The Berkeley, Calif.-based company has until now targeted PC users with its music database service, dubbed CDDB. The software recognizes songs and allows applications such as AOL Time Warner's Winamp to display song titles, album art, music news, artist biographies, album reviews and tour information.
The move comes as online music is increasingly finding its way off the PC and onto portable devices such as MP3 players and even home stereos.
Jarvis Mak, an analyst at measurement service Nielsen/NetRatings, said Gracenote has done well online, signing up some well-known partners such as MusicMatch and RealNetworks. However, the company could face an uphill climb off the Web.
"I don't know how much it lends to further someone's offline experience," he said. "I find its potential to be limiting."
Mak added that with consumer devices, people are listening rather than watching. For instance, people use their car stereos to listen to music and may not read a small screen with text about the artist's history.
Gracenote, however, is betting that its service will be in every home, MP3 device or CD player in the next five years and will help consumers manage their music. The company said its service has been available for the past couple of months through consumer products that include Pioneer's car stereo, Kenwood's MP3 jukebox player, Compaq Computer's iPaq and Hewlett-Packard's MP3 jukebox.
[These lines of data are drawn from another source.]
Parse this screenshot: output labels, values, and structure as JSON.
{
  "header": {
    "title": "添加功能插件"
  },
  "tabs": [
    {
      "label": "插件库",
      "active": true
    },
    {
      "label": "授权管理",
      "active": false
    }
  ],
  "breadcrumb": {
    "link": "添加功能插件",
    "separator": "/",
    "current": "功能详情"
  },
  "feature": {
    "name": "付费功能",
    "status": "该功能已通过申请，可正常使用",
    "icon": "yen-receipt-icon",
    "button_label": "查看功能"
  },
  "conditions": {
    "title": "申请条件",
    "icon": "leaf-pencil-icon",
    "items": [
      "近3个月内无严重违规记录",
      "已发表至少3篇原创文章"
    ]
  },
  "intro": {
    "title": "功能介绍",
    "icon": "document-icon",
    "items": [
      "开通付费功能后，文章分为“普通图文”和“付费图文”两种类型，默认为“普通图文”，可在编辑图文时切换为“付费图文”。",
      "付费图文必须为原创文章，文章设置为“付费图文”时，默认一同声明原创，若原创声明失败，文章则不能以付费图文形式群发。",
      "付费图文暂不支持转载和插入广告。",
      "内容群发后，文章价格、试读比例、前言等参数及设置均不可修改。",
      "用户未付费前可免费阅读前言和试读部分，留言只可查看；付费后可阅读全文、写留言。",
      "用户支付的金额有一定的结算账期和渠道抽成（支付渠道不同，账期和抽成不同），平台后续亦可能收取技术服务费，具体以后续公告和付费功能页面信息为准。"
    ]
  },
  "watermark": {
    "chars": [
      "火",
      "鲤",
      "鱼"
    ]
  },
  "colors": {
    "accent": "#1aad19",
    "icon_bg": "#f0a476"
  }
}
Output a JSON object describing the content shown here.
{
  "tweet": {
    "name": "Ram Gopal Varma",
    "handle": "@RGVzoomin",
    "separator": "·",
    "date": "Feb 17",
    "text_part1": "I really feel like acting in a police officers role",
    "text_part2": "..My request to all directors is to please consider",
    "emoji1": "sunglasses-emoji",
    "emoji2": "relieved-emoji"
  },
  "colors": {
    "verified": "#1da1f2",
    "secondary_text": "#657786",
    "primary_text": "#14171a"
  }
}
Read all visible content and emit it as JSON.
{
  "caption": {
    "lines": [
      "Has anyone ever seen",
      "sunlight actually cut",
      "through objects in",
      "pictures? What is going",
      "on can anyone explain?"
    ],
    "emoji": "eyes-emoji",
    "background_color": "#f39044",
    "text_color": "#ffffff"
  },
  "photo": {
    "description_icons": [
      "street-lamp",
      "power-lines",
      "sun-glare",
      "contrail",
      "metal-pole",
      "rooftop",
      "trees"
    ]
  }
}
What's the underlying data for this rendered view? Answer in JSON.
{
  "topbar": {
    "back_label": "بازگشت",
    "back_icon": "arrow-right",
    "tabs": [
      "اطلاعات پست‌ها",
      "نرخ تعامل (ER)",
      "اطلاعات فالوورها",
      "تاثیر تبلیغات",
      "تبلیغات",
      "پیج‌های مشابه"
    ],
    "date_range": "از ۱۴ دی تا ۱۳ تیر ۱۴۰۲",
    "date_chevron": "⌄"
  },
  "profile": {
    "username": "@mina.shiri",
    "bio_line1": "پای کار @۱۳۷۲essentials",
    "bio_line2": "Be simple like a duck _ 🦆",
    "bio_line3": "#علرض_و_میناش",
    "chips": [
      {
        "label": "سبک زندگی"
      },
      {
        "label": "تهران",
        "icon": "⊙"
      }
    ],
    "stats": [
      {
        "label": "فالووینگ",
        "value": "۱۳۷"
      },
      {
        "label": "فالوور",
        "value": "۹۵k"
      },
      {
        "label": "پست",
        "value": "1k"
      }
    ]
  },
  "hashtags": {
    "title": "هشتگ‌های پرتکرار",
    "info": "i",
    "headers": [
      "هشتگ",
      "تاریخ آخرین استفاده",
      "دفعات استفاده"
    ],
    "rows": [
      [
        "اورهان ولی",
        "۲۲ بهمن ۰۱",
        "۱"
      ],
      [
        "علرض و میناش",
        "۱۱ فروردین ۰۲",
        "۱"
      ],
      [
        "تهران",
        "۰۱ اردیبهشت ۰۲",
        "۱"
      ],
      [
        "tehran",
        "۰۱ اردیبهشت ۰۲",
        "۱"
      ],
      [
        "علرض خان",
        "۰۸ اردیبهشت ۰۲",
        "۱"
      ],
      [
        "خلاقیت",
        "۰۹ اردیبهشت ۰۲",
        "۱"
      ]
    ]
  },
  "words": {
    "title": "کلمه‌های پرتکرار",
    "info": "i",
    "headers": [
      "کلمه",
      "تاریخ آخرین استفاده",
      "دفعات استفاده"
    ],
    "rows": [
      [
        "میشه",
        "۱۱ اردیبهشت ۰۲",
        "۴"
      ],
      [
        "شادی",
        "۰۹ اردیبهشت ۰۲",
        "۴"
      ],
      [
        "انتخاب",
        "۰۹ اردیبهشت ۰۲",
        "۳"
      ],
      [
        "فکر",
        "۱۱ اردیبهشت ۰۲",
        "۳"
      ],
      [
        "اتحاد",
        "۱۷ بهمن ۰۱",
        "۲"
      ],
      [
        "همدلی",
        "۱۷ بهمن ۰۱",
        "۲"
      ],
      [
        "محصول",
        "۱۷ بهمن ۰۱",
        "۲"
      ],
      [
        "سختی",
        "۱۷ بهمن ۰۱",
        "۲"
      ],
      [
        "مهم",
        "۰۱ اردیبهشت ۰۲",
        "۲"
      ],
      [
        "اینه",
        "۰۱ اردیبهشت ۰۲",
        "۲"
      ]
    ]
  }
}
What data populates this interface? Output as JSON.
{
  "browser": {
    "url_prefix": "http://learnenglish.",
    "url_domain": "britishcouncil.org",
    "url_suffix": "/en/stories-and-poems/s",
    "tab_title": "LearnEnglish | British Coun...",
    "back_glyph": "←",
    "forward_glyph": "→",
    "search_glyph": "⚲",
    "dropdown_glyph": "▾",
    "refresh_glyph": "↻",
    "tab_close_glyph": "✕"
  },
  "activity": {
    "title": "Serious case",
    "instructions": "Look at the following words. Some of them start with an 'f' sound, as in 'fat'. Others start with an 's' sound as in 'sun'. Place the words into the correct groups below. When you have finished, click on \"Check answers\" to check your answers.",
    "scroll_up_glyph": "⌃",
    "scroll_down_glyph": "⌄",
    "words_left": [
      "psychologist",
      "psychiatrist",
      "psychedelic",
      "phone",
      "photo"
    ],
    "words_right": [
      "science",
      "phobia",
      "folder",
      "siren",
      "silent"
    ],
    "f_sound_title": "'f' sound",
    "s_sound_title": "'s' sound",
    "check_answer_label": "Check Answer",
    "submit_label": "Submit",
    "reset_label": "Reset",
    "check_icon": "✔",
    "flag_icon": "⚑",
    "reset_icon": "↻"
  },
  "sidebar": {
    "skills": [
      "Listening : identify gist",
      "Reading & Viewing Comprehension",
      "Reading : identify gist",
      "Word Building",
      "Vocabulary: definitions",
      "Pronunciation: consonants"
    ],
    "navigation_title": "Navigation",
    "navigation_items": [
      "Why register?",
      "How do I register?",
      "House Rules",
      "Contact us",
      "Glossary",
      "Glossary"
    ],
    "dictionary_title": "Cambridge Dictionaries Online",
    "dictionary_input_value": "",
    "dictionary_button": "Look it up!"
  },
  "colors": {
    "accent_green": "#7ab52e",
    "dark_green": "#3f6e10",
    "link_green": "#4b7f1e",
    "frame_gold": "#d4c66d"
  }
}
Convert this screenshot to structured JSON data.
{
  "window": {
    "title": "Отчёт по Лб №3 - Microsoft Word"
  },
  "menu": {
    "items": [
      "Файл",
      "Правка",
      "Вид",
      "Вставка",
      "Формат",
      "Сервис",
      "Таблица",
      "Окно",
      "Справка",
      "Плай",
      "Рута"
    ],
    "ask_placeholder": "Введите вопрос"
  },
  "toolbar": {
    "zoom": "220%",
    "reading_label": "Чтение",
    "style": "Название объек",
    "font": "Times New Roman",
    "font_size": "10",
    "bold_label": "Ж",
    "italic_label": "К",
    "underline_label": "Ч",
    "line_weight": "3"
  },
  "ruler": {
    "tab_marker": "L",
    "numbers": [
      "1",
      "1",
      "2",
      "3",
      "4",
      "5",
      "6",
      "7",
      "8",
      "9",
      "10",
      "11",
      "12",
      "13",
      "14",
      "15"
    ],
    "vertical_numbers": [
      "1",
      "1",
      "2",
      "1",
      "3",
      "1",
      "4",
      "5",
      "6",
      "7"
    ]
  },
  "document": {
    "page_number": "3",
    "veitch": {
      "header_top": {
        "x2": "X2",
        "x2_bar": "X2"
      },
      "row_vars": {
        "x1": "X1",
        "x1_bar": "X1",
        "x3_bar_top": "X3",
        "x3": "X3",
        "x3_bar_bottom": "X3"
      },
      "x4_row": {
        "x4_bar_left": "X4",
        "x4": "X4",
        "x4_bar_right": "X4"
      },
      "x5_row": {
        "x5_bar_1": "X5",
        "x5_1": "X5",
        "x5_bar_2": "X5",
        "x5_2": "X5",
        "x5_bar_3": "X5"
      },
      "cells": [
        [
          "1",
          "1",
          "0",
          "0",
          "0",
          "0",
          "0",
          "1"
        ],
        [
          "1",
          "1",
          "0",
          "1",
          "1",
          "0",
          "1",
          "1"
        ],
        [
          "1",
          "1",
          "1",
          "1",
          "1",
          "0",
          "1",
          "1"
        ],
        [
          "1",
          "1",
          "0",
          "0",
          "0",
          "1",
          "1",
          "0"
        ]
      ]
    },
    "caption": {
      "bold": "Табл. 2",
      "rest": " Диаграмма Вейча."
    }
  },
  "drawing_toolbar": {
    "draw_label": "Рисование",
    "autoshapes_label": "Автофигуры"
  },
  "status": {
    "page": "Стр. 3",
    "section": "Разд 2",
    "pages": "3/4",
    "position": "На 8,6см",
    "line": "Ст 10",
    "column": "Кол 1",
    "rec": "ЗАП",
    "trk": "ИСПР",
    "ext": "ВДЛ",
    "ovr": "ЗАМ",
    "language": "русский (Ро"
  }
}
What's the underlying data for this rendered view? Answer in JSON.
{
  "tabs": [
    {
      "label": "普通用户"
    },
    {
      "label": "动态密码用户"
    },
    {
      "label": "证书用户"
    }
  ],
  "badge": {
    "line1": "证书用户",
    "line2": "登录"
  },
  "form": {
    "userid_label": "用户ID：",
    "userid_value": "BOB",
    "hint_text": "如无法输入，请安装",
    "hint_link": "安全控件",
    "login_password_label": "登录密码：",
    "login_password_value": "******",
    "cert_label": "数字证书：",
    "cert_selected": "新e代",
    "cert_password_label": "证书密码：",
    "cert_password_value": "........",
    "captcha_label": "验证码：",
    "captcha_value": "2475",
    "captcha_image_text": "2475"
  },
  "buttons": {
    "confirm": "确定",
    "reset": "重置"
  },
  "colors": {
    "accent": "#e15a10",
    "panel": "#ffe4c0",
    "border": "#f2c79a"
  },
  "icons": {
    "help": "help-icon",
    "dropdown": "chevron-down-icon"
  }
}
David Hyman, president of Gracenote, said the company decided to move its service offline because of demand by manufacturers and consumers. He said people have become accustomed to obtaining vast amounts of information on their PCs and want the same functionality in home and car players.
"Music recognition becomes the link to all related content," Hyman said. "If you want to enhance the music listening experience, you have to have Gracenote in your device. Album cover art, bios, tour information, ticket sales, CD purchasing--none of that can happen without recognition."
In May, Gracenote sued CD-burning company Roxio, alleging that Roxio illegally distributed its software and infringed on Gracenote's patents and copyrights. The following month, Roxio countersued, alleging Gracenote's patent and trademark claims were invalid and that the patent was granted only after Gracenote withheld information from federal regulators.